## Data records
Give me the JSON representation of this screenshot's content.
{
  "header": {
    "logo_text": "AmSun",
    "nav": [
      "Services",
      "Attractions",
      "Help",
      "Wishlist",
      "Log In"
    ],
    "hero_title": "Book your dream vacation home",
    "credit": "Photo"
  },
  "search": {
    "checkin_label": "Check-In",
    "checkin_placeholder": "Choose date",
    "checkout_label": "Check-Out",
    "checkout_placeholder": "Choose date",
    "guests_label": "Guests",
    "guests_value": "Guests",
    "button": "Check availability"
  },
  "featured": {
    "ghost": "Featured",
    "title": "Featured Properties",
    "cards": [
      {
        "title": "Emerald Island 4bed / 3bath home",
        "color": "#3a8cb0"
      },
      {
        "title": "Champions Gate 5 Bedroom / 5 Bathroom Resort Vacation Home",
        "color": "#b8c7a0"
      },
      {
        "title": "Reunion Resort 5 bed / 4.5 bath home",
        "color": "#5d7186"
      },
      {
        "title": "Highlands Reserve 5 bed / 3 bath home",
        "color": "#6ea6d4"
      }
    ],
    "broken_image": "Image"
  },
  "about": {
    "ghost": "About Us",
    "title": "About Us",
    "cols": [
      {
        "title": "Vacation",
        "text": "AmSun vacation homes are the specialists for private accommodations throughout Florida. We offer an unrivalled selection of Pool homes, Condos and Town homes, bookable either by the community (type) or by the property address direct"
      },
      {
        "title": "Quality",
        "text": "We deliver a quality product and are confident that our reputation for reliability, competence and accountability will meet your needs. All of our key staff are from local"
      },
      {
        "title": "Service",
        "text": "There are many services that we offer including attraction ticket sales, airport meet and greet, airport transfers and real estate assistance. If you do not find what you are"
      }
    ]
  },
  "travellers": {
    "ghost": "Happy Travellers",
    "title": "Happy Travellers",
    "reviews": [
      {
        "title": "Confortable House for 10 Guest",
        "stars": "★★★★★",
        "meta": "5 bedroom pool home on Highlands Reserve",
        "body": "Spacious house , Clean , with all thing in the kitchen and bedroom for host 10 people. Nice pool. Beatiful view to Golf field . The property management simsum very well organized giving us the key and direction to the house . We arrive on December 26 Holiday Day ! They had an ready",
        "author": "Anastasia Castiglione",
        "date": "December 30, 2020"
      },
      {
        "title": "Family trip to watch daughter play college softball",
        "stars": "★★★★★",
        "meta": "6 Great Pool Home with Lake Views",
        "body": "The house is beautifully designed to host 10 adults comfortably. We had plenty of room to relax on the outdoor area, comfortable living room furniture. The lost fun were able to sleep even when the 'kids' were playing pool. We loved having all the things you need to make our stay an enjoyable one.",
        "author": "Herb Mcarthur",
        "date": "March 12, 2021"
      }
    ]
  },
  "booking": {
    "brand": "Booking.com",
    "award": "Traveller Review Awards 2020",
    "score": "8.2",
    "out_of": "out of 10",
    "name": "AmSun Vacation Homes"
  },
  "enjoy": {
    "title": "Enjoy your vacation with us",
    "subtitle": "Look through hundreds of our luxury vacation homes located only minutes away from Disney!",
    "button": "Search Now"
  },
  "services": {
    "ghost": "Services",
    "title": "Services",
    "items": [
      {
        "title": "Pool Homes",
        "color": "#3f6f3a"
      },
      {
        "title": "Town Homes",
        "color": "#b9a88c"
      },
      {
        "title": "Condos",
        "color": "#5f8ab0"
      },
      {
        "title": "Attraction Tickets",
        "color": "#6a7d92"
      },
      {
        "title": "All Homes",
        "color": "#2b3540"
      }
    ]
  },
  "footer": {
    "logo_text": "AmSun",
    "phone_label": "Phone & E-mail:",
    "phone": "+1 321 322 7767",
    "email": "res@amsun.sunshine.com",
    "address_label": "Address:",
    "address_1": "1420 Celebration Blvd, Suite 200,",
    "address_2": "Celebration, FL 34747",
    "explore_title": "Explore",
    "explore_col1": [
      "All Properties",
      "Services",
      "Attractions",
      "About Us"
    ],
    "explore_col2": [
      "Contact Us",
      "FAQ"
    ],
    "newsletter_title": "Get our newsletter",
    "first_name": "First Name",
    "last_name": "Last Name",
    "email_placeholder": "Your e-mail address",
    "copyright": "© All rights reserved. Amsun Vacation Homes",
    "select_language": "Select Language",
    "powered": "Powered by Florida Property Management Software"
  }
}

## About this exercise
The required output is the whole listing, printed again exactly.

## Response
Give me the JSON representation of this screenshot's content.
{
  "header": {
    "logo_text": "AmSun",
    "nav": [
      "Services",
      "Attractions",
      "Help",
      "Wishlist",
      "Log In"
    ],
    "hero_title": "Book your dream vacation home",
    "credit": "Photo"
  },
  "search": {
    "checkin_label": "Check-In",
    "checkin_placeholder": "Choose date",
    "checkout_label": "Check-Out",
    "checkout_placeholder": "Choose date",
    "guests_label": "Guests",
    "guests_value": "Guests",
    "button": "Check availability"
  },
  "featured": {
    "ghost": "Featured",
    "title": "Featured Properties",
    "cards": [
      {
        "title": "Emerald Island 4bed / 3bath home",
        "color": "#3a8cb0"
      },
      {
        "title": "Champions Gate 5 Bedroom / 5 Bathroom Resort Vacation Home",
        "color": "#b8c7a0"
      },
      {
        "title": "Reunion Resort 5 bed / 4.5 bath home",
        "color": "#5d7186"
      },
      {
        "title": "Highlands Reserve 5 bed / 3 bath home",
        "color": "#6ea6d4"
      }
    ],
    "broken_image": "Image"
  },
  "about": {
    "ghost": "About Us",
    "title": "About Us",
    "cols": [
      {
        "title": "Vacation",
        "text": "AmSun vacation homes are the specialists for private accommodations throughout Florida. We offer an unrivalled selection of Pool homes, Condos and Town homes, bookable either by the community (type) or by the property address direct"
      },
      {
        "title": "Quality",
        "text": "We deliver a quality product and are confident that our reputation for reliability, competence and accountability will meet your needs. All of our key staff are from local"
      },
      {
        "title": "Service",
        "text": "There are many services that we offer including attraction ticket sales, airport meet and greet, airport transfers and real estate assistance. If you do not find what you are"
      }
    ]
  },
  "travellers": {
    "ghost": "Happy Travellers",
    "title": "Happy Travellers",
    "reviews": [
      {
        "title": "Confortable House for 10 Guest",
        "stars": "★★★★★",
        "meta": "5 bedroom pool home on Highlands Reserve",
        "body": "Spacious house , Clean , with all thing in the kitchen and bedroom for host 10 people. Nice pool. Beatiful view to Golf field . The property management simsum very well organized giving us the key and direction to the house . We arrive on December 26 Holiday Day ! They had an ready",
        "author": "Anastasia Castiglione",
        "date": "December 30, 2020"
      },
      {
        "title": "Family trip to watch daughter play college softball",
        "stars": "★★★★★",
        "meta": "6 Great Pool Home with Lake Views",
        "body": "The house is beautifully designed to host 10 adults comfortably. We had plenty of room to relax on the outdoor area, comfortable living room furniture. The lost fun were able to sleep even when the 'kids' were playing pool. We loved having all the things you need to make our stay an enjoyable one.",
        "author": "Herb Mcarthur",
        "date": "March 12, 2021"
      }
    ]
  },
  "booking": {
    "brand": "Booking.com",
    "award": "Traveller Review Awards 2020",
    "score": "8.2",
    "out_of": "out of 10",
    "name": "AmSun Vacation Homes"
  },
  "enjoy": {
    "title": "Enjoy your vacation with us",
    "subtitle": "Look through hundreds of our luxury vacation homes located only minutes away from Disney!",
    "button": "Search Now"
  },
  "services": {
    "ghost": "Services",
    "title": "Services",
    "items": [
      {
        "title": "Pool Homes",
        "color": "#3f6f3a"
      },
      {
        "title": "Town Homes",
        "color": "#b9a88c"
      },
      {
        "title": "Condos",
        "color": "#5f8ab0"
      },
      {
        "title": "Attraction Tickets",
        "color": "#6a7d92"
      },
      {
        "title": "All Homes",
        "color": "#2b3540"
      }
    ]
  },
  "footer": {
    "logo_text": "AmSun",
    "phone_label": "Phone & E-mail:",
    "phone": "+1 321 322 7767",
    "email": "res@amsun.sunshine.com",
    "address_label": "Address:",
    "address_1": "1420 Celebration Blvd, Suite 200,",
    "address_2": "Celebration, FL 34747",
    "explore_title": "Explore",
    "explore_col1": [
      "All Properties",
      "Services",
      "Attractions",
      "About Us"
    ],
    "explore_col2": [
      "Contact Us",
      "FAQ"
    ],
    "newsletter_title": "Get our newsletter",
    "first_name": "First Name",
    "last_name": "Last Name",
    "email_placeholder": "Your e-mail address",
    "copyright": "© All rights reserved. Amsun Vacation Homes",
    "select_language": "Select Language",
    "powered": "Powered by Florida Property Management Software"
  }
}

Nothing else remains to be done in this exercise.